Redskins rank at bottom of barrel in fan value

Can't get no satisfaction
No D.C. team made the top 20 in fan satisfaction:

Overall rank Rank: Bank for buck Rank: Fan relations Rank: Rank Ownership Rank: Affordability Rank: Stadium experience Rank: Players Rank: Rank Coaching
Capitals 27 50 17 46 43 17 17 25 61
Nationals 78 87 73 73 44 66 75 83 91
Wizards 110 89 117 68 73 103 117 106 104
Redskins 121 112 121 112 121 112 118 74 62
Source: ESPN the Magazine
The Washington Redskins have fallen to nearly dead last in an annual rankings system that measures fans' return for their money and loyalty, evidence that fan dissatisfaction is beginning to trump the team's storied tradition.
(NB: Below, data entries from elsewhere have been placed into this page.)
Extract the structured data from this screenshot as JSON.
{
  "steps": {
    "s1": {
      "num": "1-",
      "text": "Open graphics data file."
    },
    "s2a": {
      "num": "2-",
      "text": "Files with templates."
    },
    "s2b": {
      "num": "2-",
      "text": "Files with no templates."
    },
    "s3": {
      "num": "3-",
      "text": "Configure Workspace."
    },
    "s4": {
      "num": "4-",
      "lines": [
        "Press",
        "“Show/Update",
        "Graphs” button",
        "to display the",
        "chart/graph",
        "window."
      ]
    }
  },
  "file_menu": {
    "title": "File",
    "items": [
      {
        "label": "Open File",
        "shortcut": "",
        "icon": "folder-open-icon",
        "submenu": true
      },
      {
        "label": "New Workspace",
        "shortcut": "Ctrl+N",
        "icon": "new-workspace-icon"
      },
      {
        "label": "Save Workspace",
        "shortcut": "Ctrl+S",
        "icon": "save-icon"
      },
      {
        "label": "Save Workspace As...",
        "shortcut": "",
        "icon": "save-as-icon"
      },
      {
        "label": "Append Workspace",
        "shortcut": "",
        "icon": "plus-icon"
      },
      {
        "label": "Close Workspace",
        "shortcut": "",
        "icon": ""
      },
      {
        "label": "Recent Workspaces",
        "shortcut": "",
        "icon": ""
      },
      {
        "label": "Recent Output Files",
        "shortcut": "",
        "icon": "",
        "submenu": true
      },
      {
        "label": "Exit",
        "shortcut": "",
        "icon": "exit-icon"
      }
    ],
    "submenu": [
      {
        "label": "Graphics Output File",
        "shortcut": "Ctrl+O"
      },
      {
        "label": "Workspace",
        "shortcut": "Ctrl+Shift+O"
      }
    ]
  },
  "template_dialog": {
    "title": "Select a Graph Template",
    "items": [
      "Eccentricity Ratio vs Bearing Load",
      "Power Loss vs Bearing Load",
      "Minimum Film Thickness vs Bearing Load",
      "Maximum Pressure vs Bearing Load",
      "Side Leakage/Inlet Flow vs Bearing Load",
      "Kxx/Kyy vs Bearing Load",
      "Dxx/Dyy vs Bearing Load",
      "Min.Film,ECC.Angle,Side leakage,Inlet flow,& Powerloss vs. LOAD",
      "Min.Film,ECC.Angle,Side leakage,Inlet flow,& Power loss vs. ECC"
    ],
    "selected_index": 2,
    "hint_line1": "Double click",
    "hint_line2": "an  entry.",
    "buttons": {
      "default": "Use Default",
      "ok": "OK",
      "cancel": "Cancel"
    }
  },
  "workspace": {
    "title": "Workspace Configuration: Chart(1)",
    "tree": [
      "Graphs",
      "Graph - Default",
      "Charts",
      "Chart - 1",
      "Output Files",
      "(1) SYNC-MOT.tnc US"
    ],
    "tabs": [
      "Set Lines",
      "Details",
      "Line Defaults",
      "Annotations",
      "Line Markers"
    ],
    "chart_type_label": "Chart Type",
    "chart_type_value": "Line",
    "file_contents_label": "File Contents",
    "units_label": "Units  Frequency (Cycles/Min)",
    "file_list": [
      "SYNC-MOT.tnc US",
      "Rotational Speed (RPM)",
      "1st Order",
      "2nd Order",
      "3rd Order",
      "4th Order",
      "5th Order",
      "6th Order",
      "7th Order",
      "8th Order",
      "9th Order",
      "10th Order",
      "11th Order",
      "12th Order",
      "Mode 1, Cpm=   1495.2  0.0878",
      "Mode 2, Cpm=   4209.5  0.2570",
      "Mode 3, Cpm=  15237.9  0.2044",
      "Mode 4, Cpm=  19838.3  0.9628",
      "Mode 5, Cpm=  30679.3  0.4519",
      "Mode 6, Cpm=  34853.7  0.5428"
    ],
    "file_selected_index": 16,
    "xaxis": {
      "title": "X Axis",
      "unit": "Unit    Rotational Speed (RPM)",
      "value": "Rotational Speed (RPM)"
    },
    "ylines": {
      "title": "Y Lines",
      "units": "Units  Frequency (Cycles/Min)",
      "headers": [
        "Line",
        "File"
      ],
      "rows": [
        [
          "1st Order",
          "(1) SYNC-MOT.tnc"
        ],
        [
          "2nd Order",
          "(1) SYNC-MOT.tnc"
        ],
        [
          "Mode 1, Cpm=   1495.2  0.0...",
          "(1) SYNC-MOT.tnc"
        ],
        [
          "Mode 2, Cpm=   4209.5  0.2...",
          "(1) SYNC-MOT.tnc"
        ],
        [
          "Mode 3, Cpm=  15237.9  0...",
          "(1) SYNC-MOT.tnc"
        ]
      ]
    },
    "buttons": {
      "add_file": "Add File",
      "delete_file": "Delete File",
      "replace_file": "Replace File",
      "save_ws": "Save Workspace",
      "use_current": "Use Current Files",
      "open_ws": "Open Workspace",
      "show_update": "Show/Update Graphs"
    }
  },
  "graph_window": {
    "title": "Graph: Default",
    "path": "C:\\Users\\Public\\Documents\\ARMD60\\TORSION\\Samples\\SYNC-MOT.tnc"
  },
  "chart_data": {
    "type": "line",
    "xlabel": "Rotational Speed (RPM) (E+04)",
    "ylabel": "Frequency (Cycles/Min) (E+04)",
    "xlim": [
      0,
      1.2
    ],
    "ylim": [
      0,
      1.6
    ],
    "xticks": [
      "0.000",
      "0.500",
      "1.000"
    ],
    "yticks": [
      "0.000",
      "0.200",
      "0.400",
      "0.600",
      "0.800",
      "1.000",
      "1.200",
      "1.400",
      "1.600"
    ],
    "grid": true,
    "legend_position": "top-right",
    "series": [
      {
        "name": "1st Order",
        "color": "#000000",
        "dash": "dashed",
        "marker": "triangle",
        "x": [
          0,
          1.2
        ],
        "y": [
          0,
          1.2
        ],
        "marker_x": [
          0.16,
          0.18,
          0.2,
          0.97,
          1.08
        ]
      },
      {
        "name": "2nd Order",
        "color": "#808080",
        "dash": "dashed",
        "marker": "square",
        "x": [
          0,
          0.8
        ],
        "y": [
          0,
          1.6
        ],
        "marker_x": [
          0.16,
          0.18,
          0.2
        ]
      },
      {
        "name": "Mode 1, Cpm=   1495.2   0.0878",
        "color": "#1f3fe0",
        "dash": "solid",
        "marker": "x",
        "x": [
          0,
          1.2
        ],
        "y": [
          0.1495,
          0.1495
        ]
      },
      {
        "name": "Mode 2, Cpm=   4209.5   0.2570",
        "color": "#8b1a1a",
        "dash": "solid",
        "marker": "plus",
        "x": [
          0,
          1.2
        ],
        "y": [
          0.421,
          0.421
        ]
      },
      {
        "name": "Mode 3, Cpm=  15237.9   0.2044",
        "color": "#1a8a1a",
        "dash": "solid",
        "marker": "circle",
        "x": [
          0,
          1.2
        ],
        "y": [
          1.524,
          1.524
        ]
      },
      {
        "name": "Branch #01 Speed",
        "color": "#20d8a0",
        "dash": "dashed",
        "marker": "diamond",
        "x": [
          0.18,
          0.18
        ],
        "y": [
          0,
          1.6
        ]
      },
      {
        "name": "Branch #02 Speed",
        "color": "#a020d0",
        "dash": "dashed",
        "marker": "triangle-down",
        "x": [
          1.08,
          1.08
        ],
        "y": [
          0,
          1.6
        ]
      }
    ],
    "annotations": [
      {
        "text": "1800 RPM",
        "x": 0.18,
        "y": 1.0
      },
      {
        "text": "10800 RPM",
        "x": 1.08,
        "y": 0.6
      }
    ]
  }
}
The rating, released by ESPN The Magazine, comes despite Forbes' rating of the Redskins as the second-most financially valuable team in football and in the top 10 of all major leagues. But experts say the team's worsening relationship with its fans will start taking a financial toll.

"The danger a sports brand has is, if they continually disappoint, they can't deliver that emotional connection the fan is looking for," said Susan Goodell, vice president of the Warschawski communications firm in Baltimore.

Best and worst teams in fan value
1 Green Bay Packers (NFL)
2 Tampa Bay Lightning (NHL)
3 New Orleans Saints (NFL)
4 Los Angeles Angels (MLB)
5 San Antonio Spurs (NBA)
6 Oklahoma City Thunder (NBA)
7 Pittsburgh Steelers (NFL)
8 Colorado Rockies (MLB)
9 Memphis Grizzlies (NBA)
10 Pittsburgh Penguins (NHL)
118 Minnesota Timberwolves (NBA)
119 Sacramento Kings (NBA)
120 Toronto Maple Leafs (NHL)
121 Washington Redskins (NFL)
122 Cincinnati Bengals (NFL)

Factors that determined a team's rating included fan dollars spent per win over three years, openness of players and management, affordability, and stadium experience. The Redskins ranked 121st of 122 teams in major league football, baseball, basketball and hockey, ahead of only the Cincinnati Bengals. The team ranked 105th last year.

Goodell, who is not related to NFL Commissioner Roger Goodell, said consumers will ditch most commercial products after a few bad experiences, but sports teams have more leeway when it comes to fan heartbreak.

However, it's been nearly 20 years since Washington won a championship. The team has made it to the post-season three times since Daniel Snyder bought the team in 1999, never winning more than one playoff game.

David Winkler, whose family has held season tickets since 1966, said this year is the first season he's considering selling off a few seats for the year. Winkler holds eight season tickets.

"I'm still going to go to all the games, but my wife no longer goes," he said. "It's not that pleasurable of an experience anymore."

Disgruntled fans can burn a brand's image, hurting revenue from sponsors, television networks and ticket sales -- the bread and butter of a team's value, Goodell said.

And while the Redskins can still boast "sold out" games, some fans simply don't show up anymore or sell their tickets. In a transient city like Washington, that can lead to hordes of opposing fans buying seats from disenchanted season ticket holders.

Winkler said the high number of visiting fans at FedEx Field can sometimes be embarrassing.

"When their team has the ball and they're louder than our fans, that's really sad," he said.